■ Work to be completed
Without the pictures, repeat all of the data exactly as it appears below.

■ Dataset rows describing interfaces
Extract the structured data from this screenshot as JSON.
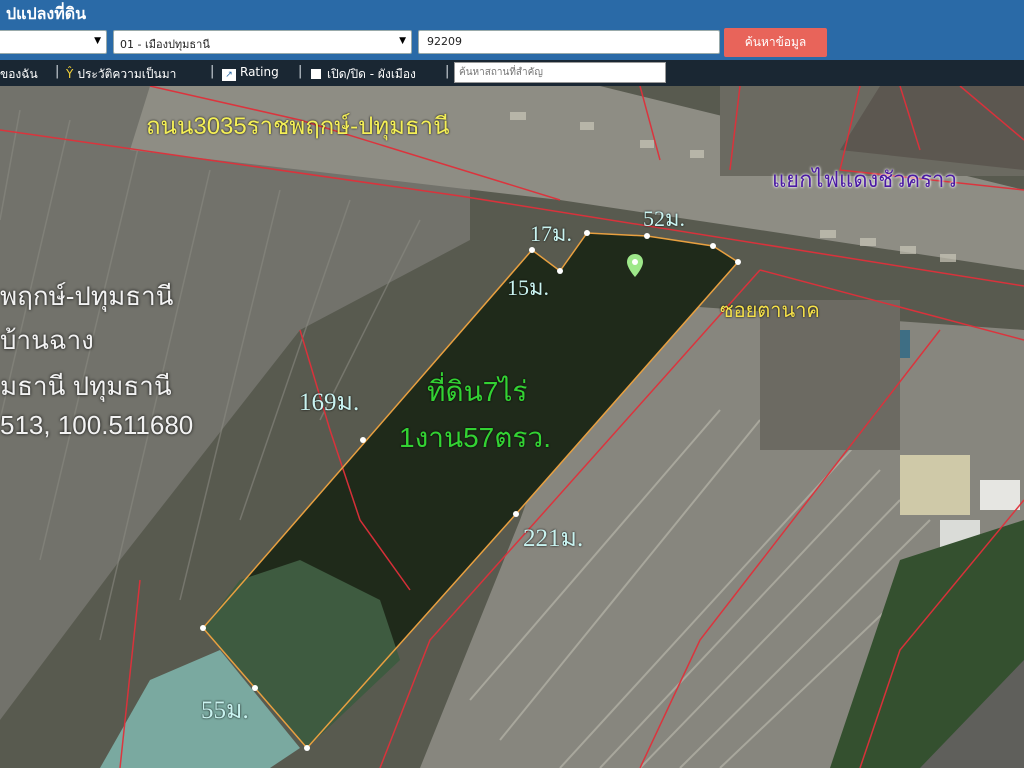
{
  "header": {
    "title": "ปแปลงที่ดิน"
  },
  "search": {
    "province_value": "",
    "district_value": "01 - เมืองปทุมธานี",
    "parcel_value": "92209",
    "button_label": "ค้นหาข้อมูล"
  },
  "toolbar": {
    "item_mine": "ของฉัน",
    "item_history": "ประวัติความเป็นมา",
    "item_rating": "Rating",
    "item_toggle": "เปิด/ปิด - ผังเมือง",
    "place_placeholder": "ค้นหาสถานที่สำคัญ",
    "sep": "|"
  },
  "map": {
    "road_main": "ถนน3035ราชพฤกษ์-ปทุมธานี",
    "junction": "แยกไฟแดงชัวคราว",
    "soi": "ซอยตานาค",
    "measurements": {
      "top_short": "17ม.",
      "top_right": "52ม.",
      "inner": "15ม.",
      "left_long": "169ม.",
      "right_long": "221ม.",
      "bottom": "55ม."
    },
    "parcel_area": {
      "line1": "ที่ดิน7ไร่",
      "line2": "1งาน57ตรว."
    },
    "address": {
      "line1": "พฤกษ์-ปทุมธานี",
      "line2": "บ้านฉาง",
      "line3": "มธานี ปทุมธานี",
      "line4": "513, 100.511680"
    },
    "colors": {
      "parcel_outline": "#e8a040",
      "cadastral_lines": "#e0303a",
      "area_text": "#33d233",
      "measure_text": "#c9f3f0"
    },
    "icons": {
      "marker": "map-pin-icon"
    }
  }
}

■ Result of this task
Extract the structured data from this screenshot as JSON.
{
  "header": {
    "title": "ปแปลงที่ดิน"
  },
  "search": {
    "province_value": "",
    "district_value": "01 - เมืองปทุมธานี",
    "parcel_value": "92209",
    "button_label": "ค้นหาข้อมูล"
  },
  "toolbar": {
    "item_mine": "ของฉัน",
    "item_history": "ประวัติความเป็นมา",
    "item_rating": "Rating",
    "item_toggle": "เปิด/ปิด - ผังเมือง",
    "place_placeholder": "ค้นหาสถานที่สำคัญ",
    "sep": "|"
  },
  "map": {
    "road_main": "ถนน3035ราชพฤกษ์-ปทุมธานี",
    "junction": "แยกไฟแดงชัวคราว",
    "soi": "ซอยตานาค",
    "measurements": {
      "top_short": "17ม.",
      "top_right": "52ม.",
      "inner": "15ม.",
      "left_long": "169ม.",
      "right_long": "221ม.",
      "bottom": "55ม."
    },
    "parcel_area": {
      "line1": "ที่ดิน7ไร่",
      "line2": "1งาน57ตรว."
    },
    "address": {
      "line1": "พฤกษ์-ปทุมธานี",
      "line2": "บ้านฉาง",
      "line3": "มธานี ปทุมธานี",
      "line4": "513, 100.511680"
    },
    "colors": {
      "parcel_outline": "#e8a040",
      "cadastral_lines": "#e0303a",
      "area_text": "#33d233",
      "measure_text": "#c9f3f0"
    },
    "icons": {
      "marker": "map-pin-icon"
    }
  }
}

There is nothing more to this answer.